§ PROBLEM STATEMENT
Copy the records below in full, changing no character.

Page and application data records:
________________________

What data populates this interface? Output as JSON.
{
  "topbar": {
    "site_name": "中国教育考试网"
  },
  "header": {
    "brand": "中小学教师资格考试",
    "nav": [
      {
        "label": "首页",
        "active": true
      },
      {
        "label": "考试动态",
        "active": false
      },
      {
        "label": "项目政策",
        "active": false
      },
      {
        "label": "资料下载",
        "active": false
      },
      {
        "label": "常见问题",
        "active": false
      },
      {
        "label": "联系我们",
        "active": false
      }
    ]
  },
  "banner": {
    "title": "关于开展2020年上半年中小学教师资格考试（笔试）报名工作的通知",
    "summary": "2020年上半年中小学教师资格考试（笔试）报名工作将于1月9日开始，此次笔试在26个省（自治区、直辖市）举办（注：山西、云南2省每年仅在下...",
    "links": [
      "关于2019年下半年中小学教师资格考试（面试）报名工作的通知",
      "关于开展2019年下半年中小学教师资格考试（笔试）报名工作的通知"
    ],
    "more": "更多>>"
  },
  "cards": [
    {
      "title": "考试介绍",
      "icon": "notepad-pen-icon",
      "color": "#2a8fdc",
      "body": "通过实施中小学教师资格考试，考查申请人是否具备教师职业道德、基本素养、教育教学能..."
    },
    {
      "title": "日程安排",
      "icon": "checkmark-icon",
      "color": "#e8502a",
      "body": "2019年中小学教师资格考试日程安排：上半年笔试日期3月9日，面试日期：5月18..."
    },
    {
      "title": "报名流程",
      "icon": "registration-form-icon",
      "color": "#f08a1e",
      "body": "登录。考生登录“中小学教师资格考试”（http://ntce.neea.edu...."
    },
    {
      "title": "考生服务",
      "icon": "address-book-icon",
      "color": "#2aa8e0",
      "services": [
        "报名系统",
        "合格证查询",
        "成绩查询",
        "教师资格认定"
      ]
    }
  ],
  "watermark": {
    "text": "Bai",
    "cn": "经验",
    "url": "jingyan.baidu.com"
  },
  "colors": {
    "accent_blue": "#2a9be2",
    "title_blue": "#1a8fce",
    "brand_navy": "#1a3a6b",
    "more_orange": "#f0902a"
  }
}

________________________

§ TASK SOLUTION
What data populates this interface? Output as JSON.
{
  "topbar": {
    "site_name": "中国教育考试网"
  },
  "header": {
    "brand": "中小学教师资格考试",
    "nav": [
      {
        "label": "首页",
        "active": true
      },
      {
        "label": "考试动态",
        "active": false
      },
      {
        "label": "项目政策",
        "active": false
      },
      {
        "label": "资料下载",
        "active": false
      },
      {
        "label": "常见问题",
        "active": false
      },
      {
        "label": "联系我们",
        "active": false
      }
    ]
  },
  "banner": {
    "title": "关于开展2020年上半年中小学教师资格考试（笔试）报名工作的通知",
    "summary": "2020年上半年中小学教师资格考试（笔试）报名工作将于1月9日开始，此次笔试在26个省（自治区、直辖市）举办（注：山西、云南2省每年仅在下...",
    "links": [
      "关于2019年下半年中小学教师资格考试（面试）报名工作的通知",
      "关于开展2019年下半年中小学教师资格考试（笔试）报名工作的通知"
    ],
    "more": "更多>>"
  },
  "cards": [
    {
      "title": "考试介绍",
      "icon": "notepad-pen-icon",
      "color": "#2a8fdc",
      "body": "通过实施中小学教师资格考试，考查申请人是否具备教师职业道德、基本素养、教育教学能..."
    },
    {
      "title": "日程安排",
      "icon": "checkmark-icon",
      "color": "#e8502a",
      "body": "2019年中小学教师资格考试日程安排：上半年笔试日期3月9日，面试日期：5月18..."
    },
    {
      "title": "报名流程",
      "icon": "registration-form-icon",
      "color": "#f08a1e",
      "body": "登录。考生登录“中小学教师资格考试”（http://ntce.neea.edu...."
    },
    {
      "title": "考生服务",
      "icon": "address-book-icon",
      "color": "#2aa8e0",
      "services": [
        "报名系统",
        "合格证查询",
        "成绩查询",
        "教师资格认定"
      ]
    }
  ],
  "watermark": {
    "text": "Bai",
    "cn": "经验",
    "url": "jingyan.baidu.com"
  },
  "colors": {
    "accent_blue": "#2a9be2",
    "title_blue": "#1a8fce",
    "brand_navy": "#1a3a6b",
    "more_orange": "#f0902a"
  }
}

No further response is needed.